To help set readers on the right path, this first volume focuses on preliminary basic strategies. The author recommends them for the very early stages of the career transitioning process — even before writing a resume, or starting a job search.
“I share easy-to-use tactics to help provide a deeper understanding of personal strengths, gaps, opportunities and challenges — and how you can use these tools to launch a successful career transition,” Danielle says.
Danielle devotes most of this first volume to two critical strategies: first, finding and having a support system; and second, conducting a personal SWOT analysis.
He believes a good support system is vital. The author explains that obtaining a deeper understanding of yourself and what you have to offer starts with surrounding yourself with “people who not only believe in you, but will also tell you when you have something stuck between your teeth.”
More specifically, Danielle describes these people as individuals who can help you understand all the great things you can accomplish. More importantly, they are willing and able to tell you what else you must do to become even better in the future.

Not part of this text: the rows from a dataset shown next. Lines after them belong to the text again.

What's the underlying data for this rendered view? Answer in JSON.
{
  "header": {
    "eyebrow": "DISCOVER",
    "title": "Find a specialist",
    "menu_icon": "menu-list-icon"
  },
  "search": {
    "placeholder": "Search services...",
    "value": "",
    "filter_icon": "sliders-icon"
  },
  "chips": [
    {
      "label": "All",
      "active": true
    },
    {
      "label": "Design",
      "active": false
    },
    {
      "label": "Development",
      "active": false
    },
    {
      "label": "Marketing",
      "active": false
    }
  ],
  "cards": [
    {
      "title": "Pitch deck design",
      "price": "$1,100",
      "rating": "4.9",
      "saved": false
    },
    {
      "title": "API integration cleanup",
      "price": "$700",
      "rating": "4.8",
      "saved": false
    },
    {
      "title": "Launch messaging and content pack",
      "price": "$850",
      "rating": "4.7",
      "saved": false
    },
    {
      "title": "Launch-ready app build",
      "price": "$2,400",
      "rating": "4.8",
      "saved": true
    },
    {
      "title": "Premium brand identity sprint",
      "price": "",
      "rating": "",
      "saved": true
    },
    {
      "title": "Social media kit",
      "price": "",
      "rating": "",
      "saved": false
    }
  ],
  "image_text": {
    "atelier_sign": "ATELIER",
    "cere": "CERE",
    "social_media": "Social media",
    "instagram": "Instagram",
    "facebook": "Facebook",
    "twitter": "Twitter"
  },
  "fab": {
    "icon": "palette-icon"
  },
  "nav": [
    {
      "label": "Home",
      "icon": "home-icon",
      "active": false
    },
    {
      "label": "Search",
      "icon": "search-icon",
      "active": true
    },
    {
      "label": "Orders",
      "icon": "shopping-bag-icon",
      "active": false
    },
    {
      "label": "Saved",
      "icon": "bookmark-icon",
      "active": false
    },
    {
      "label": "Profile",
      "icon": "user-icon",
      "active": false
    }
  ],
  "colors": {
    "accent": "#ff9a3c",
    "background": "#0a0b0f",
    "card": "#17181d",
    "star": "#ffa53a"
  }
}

He adapts the second strategy, a personal SWOT analysis, from the standard strategic planning technique that organizations use to analyze Strengths, Weaknesses, Opportunities and Threats. For personal use, Danielle has fine-tuned them to Strengths, Areas for Improvement, Opportunities and Challenges.
“Even though it may not spell out SWOT, the concept is the same,” he says. “The goal is to create a visual representation of those things you do well, areas or gaps where you need to improve, any opportunities available to you, and challenges you need to overcome to achieve your goals.”
The author suggests that while various SWOT templates are available, experience has shown that writing each one of the sections on a piece of paper; and then completing the list in pencil, makes the person feel more deeply connected to what they write down.
“Strengths,” writes Danielle, “are the things that set you apart — that you do better than anyone else. It is not the time to be shy or worried about how things will appear. It is the time to start listing all those things that make you special.” He adds that this section also provides an ideal time to ask others about your strengths; people invested in your success will have no problems sharing what they have seen and learned from you.
The second area to analyze, Areas for Improvement, requires the right mindset. He notes this area requires a willingness to find and accept what you could be doing better — or need to learn to do. “Having a trusted support system in your life can really help you find the balance to put together a comprehensive and complete list of areas for improvement,” he says.
Recognizing and taking advantage of Opportunities — the third SWOT area — are, according to Danielle, “one of the best ways you can make the most significant and positive change happen in your life.” He describes them as “a roadmap without any guarantee you’ll get to your destination, or even enjoy the ride along the way. But miss out on one or more, and you may find yourself living in a world of what-ifs and regret.”
For example, Danielle says that some 70% of all job openings never make it to the public through job postings or job sites — but others in the organization usually know about them. It is the reason he emphasizes the importance of establishing, managing and getting to know your own personal network of strategic contacts.
Danielle also believes checking into your employer’s educational and additional training benefits. “Many organizations offer very comprehensive benefits in this area, but statistically not all employees are aware of or take advantage of them.”
The author defines the last of the four SWOT areas, Challenges, as those factors both in and outside one’s control that are in the way of achieving success. He provides many different examples, as well as strategies for overcoming them.
Finally, he concludes by recommending that those contemplating a career transition create a plan for themselves, and ask for help when they need it.
“Wash, rinse and repeat,” he writes. “This is an iterative process of continuous improvement … not just a one-and-done exercise. Review and take these steps throughout your professional career.”
Dr. Robert Danielle’s career spans professional/career development, leading large, successful change initiatives, and improving individual/team performance. He earned his Ed.D. in Higher Education and Organization Change, an M.S. in Information Systems Management, and a B.A. in Leadership — all as an adult learner — with both a family and demanding fulltime positions.
Helen Horwitz is an award-winning freelance writer who lives in Albuquerque. She was with IEEE from 1991 through 2011, the first nine as Staff Director, IEEE Corporate Communications.